So, can one say that the situation of a critical photographer is vulnerable (maybe productively so), while artists, even critical artists, are enjoying an institutional and identitarian routine established half a century ago? Some photographers might think so, when they desert the photography field, but the stable identity of artists is also increasingly precarious, and in a completely new way.

Critical photographers, as I noted above, may be either amateurs or professionals. Artists, so it seems, did not fall into either of these categories until very recently. Such a thing as “Sunday art” or naive contemporary art was long considered an improbable contradictio in adjecto: it was indisputable that art required high intellectual sophistication, very conscious decisions, and knowledge of art history. On the other hand, professionalization in the sense of art realizing outside commissions was not seen as a serious danger to serious art either, since even radically politically engaged artists always stressed that this was their own, deeply personal choice.

But these assumptions about the contemporary artist—about his or her absolute consciousness and absolute independence—are now shaken. There is such a thing as amateur contemporary art nowadays: “folk conceptualism” is flourishing in social networks. There is “mass contemporary art”: a recognizable (mostly digital) language that is appropriated by advertisement, business presentations, or web design. And there is “commissioned contemporary art”: big exhibitions in large postindustrial spaces where a good many curators have asked (or at least dreamt of asking) artists for “a large-scale and rather darkish central piece of pyramidal form” or “a bright mural for a concave wall 5.5 meter long.”

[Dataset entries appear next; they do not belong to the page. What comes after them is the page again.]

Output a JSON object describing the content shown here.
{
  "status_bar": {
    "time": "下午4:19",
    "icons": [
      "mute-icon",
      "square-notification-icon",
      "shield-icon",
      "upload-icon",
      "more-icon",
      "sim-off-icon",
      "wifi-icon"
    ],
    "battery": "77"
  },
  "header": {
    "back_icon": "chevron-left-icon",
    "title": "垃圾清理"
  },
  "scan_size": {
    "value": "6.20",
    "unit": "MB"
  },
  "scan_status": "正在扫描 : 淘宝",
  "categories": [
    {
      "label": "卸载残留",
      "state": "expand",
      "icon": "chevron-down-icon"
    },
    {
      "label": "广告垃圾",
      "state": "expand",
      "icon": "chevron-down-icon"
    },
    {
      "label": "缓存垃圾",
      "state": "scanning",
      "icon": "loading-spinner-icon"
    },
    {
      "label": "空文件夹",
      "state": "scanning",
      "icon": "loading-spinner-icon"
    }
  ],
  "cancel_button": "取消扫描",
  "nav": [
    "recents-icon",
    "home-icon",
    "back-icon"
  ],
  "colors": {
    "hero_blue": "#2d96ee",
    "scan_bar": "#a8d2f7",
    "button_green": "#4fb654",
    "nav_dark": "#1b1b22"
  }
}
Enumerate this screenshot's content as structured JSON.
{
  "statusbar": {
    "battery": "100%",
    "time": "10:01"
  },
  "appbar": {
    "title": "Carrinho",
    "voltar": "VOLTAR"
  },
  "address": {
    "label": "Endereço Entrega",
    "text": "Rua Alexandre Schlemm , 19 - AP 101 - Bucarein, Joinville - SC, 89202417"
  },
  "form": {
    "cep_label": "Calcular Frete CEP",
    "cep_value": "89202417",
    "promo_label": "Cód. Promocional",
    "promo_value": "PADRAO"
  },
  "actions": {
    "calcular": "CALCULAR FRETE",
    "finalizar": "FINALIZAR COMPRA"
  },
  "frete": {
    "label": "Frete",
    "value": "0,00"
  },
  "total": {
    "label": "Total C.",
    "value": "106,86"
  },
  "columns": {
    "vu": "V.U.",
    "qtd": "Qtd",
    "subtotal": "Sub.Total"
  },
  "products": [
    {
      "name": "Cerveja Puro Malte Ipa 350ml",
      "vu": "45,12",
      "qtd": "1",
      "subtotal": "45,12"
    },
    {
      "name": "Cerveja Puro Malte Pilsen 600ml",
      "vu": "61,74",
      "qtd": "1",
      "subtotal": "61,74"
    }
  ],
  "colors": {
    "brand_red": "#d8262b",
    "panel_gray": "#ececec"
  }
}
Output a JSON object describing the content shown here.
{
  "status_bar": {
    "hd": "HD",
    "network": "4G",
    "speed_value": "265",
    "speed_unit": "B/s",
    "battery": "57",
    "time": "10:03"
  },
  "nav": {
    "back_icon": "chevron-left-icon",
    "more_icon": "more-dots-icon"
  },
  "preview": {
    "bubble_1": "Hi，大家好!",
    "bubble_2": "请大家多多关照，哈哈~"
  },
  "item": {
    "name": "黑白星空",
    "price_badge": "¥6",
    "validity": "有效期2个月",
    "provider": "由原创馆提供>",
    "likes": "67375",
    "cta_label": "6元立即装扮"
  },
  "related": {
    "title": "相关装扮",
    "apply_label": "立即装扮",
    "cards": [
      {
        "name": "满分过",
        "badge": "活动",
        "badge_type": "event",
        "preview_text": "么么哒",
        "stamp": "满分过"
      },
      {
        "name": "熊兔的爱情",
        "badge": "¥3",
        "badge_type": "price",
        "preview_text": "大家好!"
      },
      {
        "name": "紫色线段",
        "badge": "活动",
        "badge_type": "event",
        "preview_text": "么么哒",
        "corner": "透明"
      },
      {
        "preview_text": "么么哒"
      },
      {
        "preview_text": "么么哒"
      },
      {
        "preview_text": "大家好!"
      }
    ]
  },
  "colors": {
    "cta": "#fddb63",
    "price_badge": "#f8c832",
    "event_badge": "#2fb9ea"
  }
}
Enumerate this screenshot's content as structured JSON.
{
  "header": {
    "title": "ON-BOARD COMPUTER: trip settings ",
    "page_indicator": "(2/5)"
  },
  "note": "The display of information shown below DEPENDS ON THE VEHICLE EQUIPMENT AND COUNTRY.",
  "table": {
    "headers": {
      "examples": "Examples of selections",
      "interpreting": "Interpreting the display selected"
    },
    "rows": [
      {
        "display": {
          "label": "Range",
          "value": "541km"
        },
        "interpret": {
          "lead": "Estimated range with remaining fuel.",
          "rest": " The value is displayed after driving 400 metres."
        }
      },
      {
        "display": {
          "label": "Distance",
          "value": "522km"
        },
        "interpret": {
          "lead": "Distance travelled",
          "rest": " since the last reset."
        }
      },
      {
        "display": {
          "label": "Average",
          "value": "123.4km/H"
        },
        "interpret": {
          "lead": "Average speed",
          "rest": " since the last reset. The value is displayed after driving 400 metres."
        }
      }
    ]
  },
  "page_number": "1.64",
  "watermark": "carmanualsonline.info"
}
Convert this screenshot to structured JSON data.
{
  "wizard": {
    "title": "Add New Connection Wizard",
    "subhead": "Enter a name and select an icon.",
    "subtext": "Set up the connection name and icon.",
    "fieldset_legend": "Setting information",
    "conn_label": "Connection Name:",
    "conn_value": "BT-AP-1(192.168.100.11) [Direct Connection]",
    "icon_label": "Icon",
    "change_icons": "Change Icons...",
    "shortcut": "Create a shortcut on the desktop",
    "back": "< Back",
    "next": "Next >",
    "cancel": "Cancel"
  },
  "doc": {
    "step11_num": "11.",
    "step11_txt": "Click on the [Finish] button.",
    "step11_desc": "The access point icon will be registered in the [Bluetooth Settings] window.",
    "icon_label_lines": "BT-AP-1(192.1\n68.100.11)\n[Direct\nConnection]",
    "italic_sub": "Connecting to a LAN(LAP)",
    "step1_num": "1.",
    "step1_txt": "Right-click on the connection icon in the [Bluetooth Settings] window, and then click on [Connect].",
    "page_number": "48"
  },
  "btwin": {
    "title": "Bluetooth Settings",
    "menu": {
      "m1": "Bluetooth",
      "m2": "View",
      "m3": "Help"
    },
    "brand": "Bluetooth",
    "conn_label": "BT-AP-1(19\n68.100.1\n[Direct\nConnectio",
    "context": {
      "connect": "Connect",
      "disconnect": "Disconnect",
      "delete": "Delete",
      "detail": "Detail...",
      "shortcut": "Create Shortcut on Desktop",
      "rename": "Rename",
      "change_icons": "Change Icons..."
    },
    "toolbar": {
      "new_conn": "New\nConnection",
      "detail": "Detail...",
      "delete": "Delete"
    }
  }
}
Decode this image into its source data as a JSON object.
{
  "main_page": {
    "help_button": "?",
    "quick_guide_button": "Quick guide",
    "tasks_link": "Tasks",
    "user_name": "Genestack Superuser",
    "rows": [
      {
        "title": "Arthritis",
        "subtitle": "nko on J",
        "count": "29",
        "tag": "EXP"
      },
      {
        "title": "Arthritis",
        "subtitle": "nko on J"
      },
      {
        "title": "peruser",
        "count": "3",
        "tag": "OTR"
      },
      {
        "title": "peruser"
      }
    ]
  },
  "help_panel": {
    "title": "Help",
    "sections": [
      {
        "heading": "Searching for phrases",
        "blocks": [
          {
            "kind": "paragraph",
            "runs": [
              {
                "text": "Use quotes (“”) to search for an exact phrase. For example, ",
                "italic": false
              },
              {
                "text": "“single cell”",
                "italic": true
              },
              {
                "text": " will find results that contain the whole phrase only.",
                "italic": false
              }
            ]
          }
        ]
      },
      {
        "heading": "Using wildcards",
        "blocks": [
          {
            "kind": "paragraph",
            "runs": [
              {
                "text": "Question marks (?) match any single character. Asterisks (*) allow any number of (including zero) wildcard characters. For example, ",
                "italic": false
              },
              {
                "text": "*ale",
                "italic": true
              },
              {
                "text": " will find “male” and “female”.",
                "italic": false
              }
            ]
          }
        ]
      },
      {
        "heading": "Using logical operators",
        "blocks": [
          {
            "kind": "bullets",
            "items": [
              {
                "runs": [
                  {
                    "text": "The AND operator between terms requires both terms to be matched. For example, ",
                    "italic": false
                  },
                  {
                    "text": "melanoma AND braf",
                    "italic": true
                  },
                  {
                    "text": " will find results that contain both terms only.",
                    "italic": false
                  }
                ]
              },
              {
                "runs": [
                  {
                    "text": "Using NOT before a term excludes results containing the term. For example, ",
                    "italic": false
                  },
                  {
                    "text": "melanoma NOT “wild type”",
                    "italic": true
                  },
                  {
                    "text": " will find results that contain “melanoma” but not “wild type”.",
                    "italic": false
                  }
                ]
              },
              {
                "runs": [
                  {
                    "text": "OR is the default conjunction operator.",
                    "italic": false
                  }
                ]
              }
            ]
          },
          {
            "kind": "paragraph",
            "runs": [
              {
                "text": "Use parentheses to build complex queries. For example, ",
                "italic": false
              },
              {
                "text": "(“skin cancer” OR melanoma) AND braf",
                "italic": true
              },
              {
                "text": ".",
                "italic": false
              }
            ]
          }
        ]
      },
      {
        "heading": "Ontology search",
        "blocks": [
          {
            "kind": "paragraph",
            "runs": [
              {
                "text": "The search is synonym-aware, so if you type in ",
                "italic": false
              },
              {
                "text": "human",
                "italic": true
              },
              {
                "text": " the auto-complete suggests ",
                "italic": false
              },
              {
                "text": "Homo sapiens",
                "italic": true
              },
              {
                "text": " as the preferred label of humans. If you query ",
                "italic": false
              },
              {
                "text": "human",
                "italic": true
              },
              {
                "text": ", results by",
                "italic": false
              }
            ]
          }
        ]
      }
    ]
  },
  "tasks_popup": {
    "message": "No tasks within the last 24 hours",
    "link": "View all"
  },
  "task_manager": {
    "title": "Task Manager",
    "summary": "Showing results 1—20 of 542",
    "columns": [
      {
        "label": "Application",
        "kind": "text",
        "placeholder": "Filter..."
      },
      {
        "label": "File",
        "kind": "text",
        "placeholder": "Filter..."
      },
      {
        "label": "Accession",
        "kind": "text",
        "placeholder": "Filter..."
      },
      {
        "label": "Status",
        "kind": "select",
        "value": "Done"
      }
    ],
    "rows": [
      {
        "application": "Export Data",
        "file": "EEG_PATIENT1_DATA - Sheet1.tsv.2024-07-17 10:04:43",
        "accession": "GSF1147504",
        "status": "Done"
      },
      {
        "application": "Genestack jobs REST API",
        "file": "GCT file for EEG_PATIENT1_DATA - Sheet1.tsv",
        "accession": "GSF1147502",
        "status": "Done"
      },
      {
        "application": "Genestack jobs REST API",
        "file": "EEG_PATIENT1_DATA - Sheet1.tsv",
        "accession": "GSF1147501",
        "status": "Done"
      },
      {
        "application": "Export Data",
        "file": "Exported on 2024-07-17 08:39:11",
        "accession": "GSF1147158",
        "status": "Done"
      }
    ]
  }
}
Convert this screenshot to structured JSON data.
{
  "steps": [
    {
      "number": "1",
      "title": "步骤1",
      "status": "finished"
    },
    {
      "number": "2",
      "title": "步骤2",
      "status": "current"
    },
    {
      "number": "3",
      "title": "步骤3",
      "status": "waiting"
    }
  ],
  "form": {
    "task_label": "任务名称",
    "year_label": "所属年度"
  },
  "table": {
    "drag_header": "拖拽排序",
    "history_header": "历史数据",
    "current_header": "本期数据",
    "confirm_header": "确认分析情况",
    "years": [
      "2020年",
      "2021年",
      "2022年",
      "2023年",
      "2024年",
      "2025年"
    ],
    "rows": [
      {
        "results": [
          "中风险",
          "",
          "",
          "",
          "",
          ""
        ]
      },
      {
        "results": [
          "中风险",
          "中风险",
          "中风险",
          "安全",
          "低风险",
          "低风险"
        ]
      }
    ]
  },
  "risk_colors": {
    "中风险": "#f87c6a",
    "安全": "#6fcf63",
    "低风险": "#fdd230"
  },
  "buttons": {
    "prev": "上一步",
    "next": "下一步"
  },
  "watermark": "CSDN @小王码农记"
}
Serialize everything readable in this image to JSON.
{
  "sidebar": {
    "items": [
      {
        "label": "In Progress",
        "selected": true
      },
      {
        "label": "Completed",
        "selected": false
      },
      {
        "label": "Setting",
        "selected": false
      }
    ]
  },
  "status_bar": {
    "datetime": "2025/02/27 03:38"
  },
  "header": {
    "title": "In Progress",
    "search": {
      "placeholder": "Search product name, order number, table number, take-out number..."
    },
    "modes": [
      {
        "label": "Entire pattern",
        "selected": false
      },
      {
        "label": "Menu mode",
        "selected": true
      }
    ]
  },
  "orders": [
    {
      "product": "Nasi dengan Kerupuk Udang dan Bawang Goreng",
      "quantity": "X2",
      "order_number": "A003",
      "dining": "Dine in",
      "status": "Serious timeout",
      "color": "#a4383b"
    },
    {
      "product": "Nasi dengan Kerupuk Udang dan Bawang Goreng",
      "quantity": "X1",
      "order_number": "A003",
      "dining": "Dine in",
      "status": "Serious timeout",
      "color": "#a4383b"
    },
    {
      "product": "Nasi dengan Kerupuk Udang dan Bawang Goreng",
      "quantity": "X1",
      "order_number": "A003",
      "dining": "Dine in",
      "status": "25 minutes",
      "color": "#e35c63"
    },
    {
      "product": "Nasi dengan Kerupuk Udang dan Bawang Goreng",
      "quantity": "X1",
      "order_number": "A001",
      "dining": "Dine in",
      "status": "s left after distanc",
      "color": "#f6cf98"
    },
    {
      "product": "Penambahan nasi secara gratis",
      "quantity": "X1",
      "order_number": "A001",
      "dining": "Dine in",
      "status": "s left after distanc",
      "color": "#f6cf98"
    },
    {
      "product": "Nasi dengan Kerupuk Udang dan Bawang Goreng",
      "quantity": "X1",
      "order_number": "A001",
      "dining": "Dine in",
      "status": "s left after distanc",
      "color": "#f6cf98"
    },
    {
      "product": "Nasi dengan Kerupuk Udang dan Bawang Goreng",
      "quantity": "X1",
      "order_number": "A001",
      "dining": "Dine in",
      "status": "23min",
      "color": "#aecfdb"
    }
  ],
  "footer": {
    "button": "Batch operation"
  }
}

Soon contemporary art might face the challenge of distancing itself from this instrumentalized “new applied art,” or even some sort of visual service—something that critical photographers have been doing for a long time already.